Adapted from Earlham College copyright policy.
Recording cable TV or satellite programming may require permission.
Use of off-air recordings of commercial material for general educational classroom purposes must follow the four guidelines of fair use. There is a period of fairly short duration, generally considered to be within 10 school days or 45 calendar days, in which the off-air recording can be used because it is more convenient or appropriate to the educational program. Beyond this period, the retention of the recording may become a substitute for purchasing the material or conflict with one of the other three criteria for measuring appropriateness under fair use. When such retention is in conflict with the fair use guidelines, retention is in violation of copyright.
You must return, erase, or dispose of the recording within 45 days of the recording.
In order to copy any videotaped program of which you are not the producer or author, you must have received written consent from the copyright holder for that program. This means Office of Information Technology (OIT) or the Multimedia Production Center (MPC) cannot make a copy of a rental video or a program taped from television without written permission from the copyright holder. In cases most video copyright holders will not provide this permission and will instead encourage you to purchase your own copy directly from them or from a store. Occasionally a copyright holder may give such permission if that program or tape is otherwise unavailable.
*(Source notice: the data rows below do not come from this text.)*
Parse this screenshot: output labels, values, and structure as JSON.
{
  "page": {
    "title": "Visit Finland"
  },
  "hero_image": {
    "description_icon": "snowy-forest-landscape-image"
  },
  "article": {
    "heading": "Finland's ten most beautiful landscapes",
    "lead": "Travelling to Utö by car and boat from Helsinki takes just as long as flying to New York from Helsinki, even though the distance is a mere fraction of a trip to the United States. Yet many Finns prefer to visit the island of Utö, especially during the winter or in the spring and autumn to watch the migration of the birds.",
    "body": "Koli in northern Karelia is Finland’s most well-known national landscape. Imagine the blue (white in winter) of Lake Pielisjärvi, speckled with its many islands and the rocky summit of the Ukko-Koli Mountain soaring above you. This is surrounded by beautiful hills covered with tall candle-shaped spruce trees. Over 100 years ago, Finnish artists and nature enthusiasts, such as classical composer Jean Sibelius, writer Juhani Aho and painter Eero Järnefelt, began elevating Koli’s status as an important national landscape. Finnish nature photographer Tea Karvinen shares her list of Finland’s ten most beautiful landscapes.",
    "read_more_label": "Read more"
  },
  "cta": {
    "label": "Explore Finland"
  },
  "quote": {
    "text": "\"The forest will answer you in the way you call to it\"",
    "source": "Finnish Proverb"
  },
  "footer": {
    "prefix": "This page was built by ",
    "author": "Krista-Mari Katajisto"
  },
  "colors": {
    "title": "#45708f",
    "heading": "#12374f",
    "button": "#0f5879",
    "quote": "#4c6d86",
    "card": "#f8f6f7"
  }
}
Office of Information Technology or any of its units can make copies of the following materials:
- Personal tapes which were videotaped by you. This includes personal camcorder tapes or any programs for which you are effectively the copyright holder.
- Classroom tapes recorded with Washington College’s AV equipment.
- Programs recorded or produced by Washington College.
- Programs for which you have express written permission from the copyright holder to duplicate. A copy of this permission must be provided to the Washington College Multimedia Production Center.
- Tapes that fall under the guidelines of Section 108 of the copyright code.
Copyright law (17 U.S.C. Section 108) allows libraries to make a copy of materials in their collections “solely for the purpose of replacement of a copy or phonorecord that is damaged, deteriorating, lost or stolen, if the library or archives has, after a reasonable effort, determined that an unused replacement cannot be obtained at a fair price.” This right of Reproduction by Libraries does not permit the making of backups.
In general, Office of Information Technology or any of its units may not duplicate any of the following materials:
- Commercially produced videocassettes. These include movies, television programs, or other programs.
- Tapes of programs which have been recorded from other tapes, DVDs, or laserdiscs, or from cable TV, broadcast television, or any other broadcast source.
- Non-commercial tapes for which the customer is not the producer or copyright holder. These may be demonstration tapes, corporate videos, music videos, etc.